+++ Entries supplied

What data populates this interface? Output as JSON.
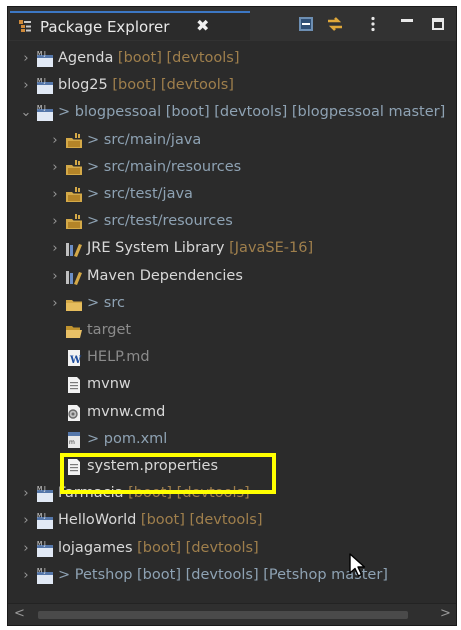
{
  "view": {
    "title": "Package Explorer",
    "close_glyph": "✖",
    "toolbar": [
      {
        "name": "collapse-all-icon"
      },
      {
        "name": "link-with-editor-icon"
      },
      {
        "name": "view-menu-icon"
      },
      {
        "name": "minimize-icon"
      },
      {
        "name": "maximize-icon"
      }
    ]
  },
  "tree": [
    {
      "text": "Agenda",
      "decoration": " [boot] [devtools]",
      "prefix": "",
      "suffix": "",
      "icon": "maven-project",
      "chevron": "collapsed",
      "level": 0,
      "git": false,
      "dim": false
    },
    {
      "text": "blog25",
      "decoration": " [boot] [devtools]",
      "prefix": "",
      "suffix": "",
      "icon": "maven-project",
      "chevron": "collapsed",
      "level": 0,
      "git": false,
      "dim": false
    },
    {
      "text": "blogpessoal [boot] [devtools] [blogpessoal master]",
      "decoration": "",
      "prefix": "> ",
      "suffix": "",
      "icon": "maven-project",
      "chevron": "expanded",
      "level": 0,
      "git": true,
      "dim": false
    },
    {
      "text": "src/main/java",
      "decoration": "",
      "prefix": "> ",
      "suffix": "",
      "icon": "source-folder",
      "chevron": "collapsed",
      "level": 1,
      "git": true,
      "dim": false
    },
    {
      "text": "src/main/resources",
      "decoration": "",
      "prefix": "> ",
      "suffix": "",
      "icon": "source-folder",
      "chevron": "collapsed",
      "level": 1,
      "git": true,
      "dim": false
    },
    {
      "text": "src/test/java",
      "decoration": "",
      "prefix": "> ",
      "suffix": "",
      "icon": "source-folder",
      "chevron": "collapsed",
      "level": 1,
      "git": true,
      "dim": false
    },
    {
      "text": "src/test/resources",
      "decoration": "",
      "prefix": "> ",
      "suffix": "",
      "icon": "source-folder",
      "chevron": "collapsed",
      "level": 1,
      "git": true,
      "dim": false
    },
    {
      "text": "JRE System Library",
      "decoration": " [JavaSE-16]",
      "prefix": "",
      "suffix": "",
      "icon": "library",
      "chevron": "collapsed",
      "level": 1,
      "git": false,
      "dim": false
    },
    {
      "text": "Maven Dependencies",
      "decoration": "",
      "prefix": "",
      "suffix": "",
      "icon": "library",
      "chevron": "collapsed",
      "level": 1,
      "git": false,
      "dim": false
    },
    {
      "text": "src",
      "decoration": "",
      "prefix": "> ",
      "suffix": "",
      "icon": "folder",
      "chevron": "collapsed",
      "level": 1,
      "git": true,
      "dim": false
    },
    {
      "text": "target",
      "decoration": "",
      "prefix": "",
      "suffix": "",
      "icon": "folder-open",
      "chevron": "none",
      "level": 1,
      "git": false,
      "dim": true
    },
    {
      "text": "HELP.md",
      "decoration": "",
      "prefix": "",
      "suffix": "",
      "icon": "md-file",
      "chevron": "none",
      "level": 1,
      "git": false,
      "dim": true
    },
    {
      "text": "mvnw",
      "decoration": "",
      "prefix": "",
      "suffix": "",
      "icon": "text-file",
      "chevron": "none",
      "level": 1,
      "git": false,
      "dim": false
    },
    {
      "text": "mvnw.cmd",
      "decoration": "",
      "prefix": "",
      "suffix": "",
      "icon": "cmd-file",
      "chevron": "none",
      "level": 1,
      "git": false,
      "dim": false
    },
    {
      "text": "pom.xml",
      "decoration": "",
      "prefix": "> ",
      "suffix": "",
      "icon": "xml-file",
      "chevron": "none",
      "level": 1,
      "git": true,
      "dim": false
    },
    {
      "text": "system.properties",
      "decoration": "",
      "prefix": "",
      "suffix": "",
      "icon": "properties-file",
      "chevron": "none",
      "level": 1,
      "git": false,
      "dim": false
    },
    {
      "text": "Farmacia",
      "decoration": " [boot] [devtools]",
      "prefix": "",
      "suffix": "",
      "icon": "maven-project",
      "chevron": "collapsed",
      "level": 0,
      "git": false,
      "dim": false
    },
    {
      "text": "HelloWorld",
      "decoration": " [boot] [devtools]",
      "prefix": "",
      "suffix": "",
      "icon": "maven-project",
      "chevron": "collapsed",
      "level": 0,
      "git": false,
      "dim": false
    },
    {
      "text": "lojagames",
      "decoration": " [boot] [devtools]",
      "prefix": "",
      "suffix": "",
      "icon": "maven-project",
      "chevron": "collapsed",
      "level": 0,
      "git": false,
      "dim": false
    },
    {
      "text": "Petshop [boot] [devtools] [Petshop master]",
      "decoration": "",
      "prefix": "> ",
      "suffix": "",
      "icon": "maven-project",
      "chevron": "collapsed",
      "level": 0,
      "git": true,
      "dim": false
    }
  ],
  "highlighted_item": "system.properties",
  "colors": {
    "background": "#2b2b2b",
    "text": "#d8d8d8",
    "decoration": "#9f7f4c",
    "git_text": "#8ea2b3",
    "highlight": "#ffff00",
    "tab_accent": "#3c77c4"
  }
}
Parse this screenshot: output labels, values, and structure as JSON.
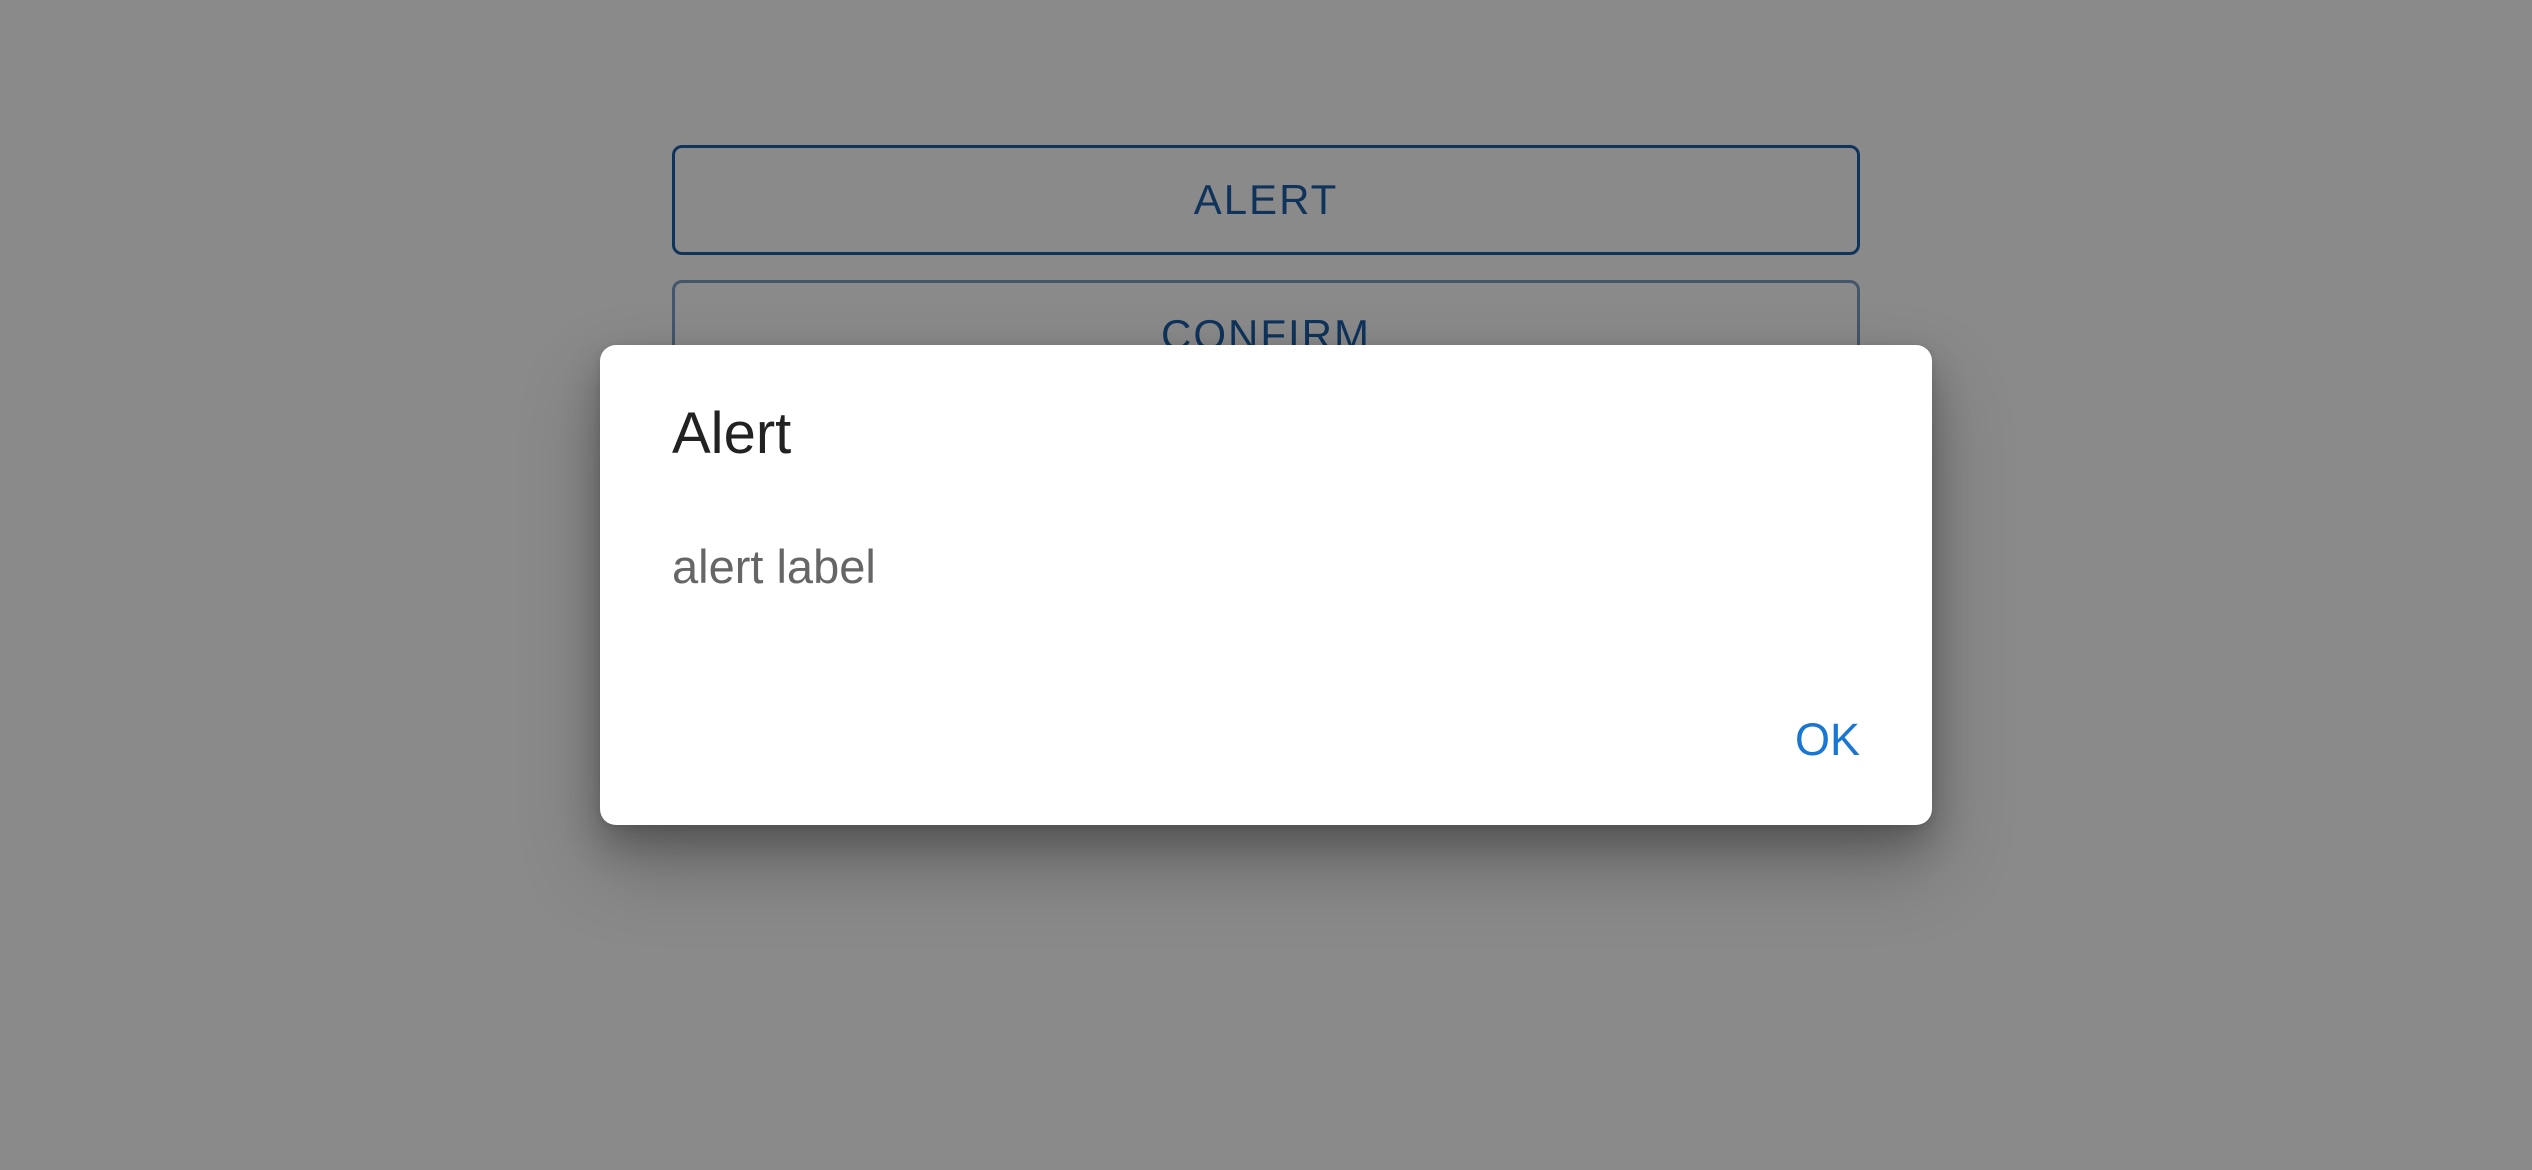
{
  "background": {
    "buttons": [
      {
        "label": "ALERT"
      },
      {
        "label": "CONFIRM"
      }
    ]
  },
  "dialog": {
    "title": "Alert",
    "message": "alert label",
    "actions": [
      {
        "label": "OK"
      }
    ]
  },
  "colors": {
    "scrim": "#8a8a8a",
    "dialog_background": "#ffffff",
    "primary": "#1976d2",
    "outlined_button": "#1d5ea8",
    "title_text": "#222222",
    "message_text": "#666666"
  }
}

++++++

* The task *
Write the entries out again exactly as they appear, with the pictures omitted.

* Result for this exercise *
What data populates this interface? Output as JSON.
{
  "view": {
    "title": "Package Explorer",
    "close_glyph": "✖",
    "toolbar": [
      {
        "name": "collapse-all-icon"
      },
      {
        "name": "link-with-editor-icon"
      },
      {
        "name": "view-menu-icon"
      },
      {
        "name": "minimize-icon"
      },
      {
        "name": "maximize-icon"
      }
    ]
  },
  "tree": [
    {
      "text": "Agenda",
      "decoration": " [boot] [devtools]",
      "prefix": "",
      "suffix": "",
      "icon": "maven-project",
      "chevron": "collapsed",
      "level": 0,
      "git": false,
      "dim": false
    },
    {
      "text": "blog25",
      "decoration": " [boot] [devtools]",
      "prefix": "",
      "suffix": "",
      "icon": "maven-project",
      "chevron": "collapsed",
      "level": 0,
      "git": false,
      "dim": false
    },
    {
      "text": "blogpessoal [boot] [devtools] [blogpessoal master]",
      "decoration": "",
      "prefix": "> ",
      "suffix": "",
      "icon": "maven-project",
      "chevron": "expanded",
      "level": 0,
      "git": true,
      "dim": false
    },
    {
      "text": "src/main/java",
      "decoration": "",
      "prefix": "> ",
      "suffix": "",
      "icon": "source-folder",
      "chevron": "collapsed",
      "level": 1,
      "git": true,
      "dim": false
    },
    {
      "text": "src/main/resources",
      "decoration": "",
      "prefix": "> ",
      "suffix": "",
      "icon": "source-folder",
      "chevron": "collapsed",
      "level": 1,
      "git": true,
      "dim": false
    },
    {
      "text": "src/test/java",
      "decoration": "",
      "prefix": "> ",
      "suffix": "",
      "icon": "source-folder",
      "chevron": "collapsed",
      "level": 1,
      "git": true,
      "dim": false
    },
    {
      "text": "src/test/resources",
      "decoration": "",
      "prefix": "> ",
      "suffix": "",
      "icon": "source-folder",
      "chevron": "collapsed",
      "level": 1,
      "git": true,
      "dim": false
    },
    {
      "text": "JRE System Library",
      "decoration": " [JavaSE-16]",
      "prefix": "",
      "suffix": "",
      "icon": "library",
      "chevron": "collapsed",
      "level": 1,
      "git": false,
      "dim": false
    },
    {
      "text": "Maven Dependencies",
      "decoration": "",
      "prefix": "",
      "suffix": "",
      "icon": "library",
      "chevron": "collapsed",
      "level": 1,
      "git": false,
      "dim": false
    },
    {
      "text": "src",
      "decoration": "",
      "prefix": "> ",
      "suffix": "",
      "icon": "folder",
      "chevron": "collapsed",
      "level": 1,
      "git": true,
      "dim": false
    },
    {
      "text": "target",
      "decoration": "",
      "prefix": "",
      "suffix": "",
      "icon": "folder-open",
      "chevron": "none",
      "level": 1,
      "git": false,
      "dim": true
    },
    {
      "text": "HELP.md",
      "decoration": "",
      "prefix": "",
      "suffix": "",
      "icon": "md-file",
      "chevron": "none",
      "level": 1,
      "git": false,
      "dim": true
    },
    {
      "text": "mvnw",
      "decoration": "",
      "prefix": "",
      "suffix": "",
      "icon": "text-file",
      "chevron": "none",
      "level": 1,
      "git": false,
      "dim": false
    },
    {
      "text": "mvnw.cmd",
      "decoration": "",
      "prefix": "",
      "suffix": "",
      "icon": "cmd-file",
      "chevron": "none",
      "level": 1,
      "git": false,
      "dim": false
    },
    {
      "text": "pom.xml",
      "decoration": "",
      "prefix": "> ",
      "suffix": "",
      "icon": "xml-file",
      "chevron": "none",
      "level": 1,
      "git": true,
      "dim": false
    },
    {
      "text": "system.properties",
      "decoration": "",
      "prefix": "",
      "suffix": "",
      "icon": "properties-file",
      "chevron": "none",
      "level": 1,
      "git": false,
      "dim": false
    },
    {
      "text": "Farmacia",
      "decoration": " [boot] [devtools]",
      "prefix": "",
      "suffix": "",
      "icon": "maven-project",
      "chevron": "collapsed",
      "level": 0,
      "git": false,
      "dim": false
    },
    {
      "text": "HelloWorld",
      "decoration": " [boot] [devtools]",
      "prefix": "",
      "suffix": "",
      "icon": "maven-project",
      "chevron": "collapsed",
      "level": 0,
      "git": false,
      "dim": false
    },
    {
      "text": "lojagames",
      "decoration": " [boot] [devtools]",
      "prefix": "",
      "suffix": "",
      "icon": "maven-project",
      "chevron": "collapsed",
      "level": 0,
      "git": false,
      "dim": false
    },
    {
      "text": "Petshop [boot] [devtools] [Petshop master]",
      "decoration": "",
      "prefix": "> ",
      "suffix": "",
      "icon": "maven-project",
      "chevron": "collapsed",
      "level": 0,
      "git": true,
      "dim": false
    }
  ],
  "highlighted_item": "system.properties",
  "colors": {
    "background": "#2b2b2b",
    "text": "#d8d8d8",
    "decoration": "#9f7f4c",
    "git_text": "#8ea2b3",
    "highlight": "#ffff00",
    "tab_accent": "#3c77c4"
  }
}
Parse this screenshot: output labels, values, and structure as JSON.
{
  "background": {
    "buttons": [
      {
        "label": "ALERT"
      },
      {
        "label": "CONFIRM"
      }
    ]
  },
  "dialog": {
    "title": "Alert",
    "message": "alert label",
    "actions": [
      {
        "label": "OK"
      }
    ]
  },
  "colors": {
    "scrim": "#8a8a8a",
    "dialog_background": "#ffffff",
    "primary": "#1976d2",
    "outlined_button": "#1d5ea8",
    "title_text": "#222222",
    "message_text": "#666666"
  }
}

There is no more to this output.